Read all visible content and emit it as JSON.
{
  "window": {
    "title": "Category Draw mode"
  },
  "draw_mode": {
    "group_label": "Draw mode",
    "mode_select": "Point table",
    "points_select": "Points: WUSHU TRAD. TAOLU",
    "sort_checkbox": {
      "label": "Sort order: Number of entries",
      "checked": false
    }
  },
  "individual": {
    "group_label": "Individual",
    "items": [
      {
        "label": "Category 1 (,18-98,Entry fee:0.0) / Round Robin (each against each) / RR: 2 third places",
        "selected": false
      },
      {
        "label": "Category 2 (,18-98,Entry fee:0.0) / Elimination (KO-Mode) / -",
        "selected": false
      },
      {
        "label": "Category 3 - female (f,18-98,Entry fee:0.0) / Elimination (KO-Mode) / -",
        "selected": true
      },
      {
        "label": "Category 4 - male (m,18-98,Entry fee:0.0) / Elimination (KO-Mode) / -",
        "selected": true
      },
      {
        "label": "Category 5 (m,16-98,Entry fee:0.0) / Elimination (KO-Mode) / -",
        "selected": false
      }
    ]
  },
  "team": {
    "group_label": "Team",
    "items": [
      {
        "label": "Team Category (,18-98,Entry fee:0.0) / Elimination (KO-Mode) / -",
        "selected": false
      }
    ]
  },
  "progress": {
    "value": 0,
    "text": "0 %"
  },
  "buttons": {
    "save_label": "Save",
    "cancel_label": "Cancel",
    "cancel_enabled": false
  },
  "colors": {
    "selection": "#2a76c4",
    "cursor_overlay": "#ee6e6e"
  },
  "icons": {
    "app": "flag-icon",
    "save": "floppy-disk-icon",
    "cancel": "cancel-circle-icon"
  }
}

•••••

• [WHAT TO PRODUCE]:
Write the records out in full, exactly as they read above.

• [SOLUTION FOR THIS PROBLEM]:
Read all visible content and emit it as JSON.
{
  "window": {
    "title": "Category Draw mode"
  },
  "draw_mode": {
    "group_label": "Draw mode",
    "mode_select": "Point table",
    "points_select": "Points: WUSHU TRAD. TAOLU",
    "sort_checkbox": {
      "label": "Sort order: Number of entries",
      "checked": false
    }
  },
  "individual": {
    "group_label": "Individual",
    "items": [
      {
        "label": "Category 1 (,18-98,Entry fee:0.0) / Round Robin (each against each) / RR: 2 third places",
        "selected": false
      },
      {
        "label": "Category 2 (,18-98,Entry fee:0.0) / Elimination (KO-Mode) / -",
        "selected": false
      },
      {
        "label": "Category 3 - female (f,18-98,Entry fee:0.0) / Elimination (KO-Mode) / -",
        "selected": true
      },
      {
        "label": "Category 4 - male (m,18-98,Entry fee:0.0) / Elimination (KO-Mode) / -",
        "selected": true
      },
      {
        "label": "Category 5 (m,16-98,Entry fee:0.0) / Elimination (KO-Mode) / -",
        "selected": false
      }
    ]
  },
  "team": {
    "group_label": "Team",
    "items": [
      {
        "label": "Team Category (,18-98,Entry fee:0.0) / Elimination (KO-Mode) / -",
        "selected": false
      }
    ]
  },
  "progress": {
    "value": 0,
    "text": "0 %"
  },
  "buttons": {
    "save_label": "Save",
    "cancel_label": "Cancel",
    "cancel_enabled": false
  },
  "colors": {
    "selection": "#2a76c4",
    "cursor_overlay": "#ee6e6e"
  },
  "icons": {
    "app": "flag-icon",
    "save": "floppy-disk-icon",
    "cancel": "cancel-circle-icon"
  }
}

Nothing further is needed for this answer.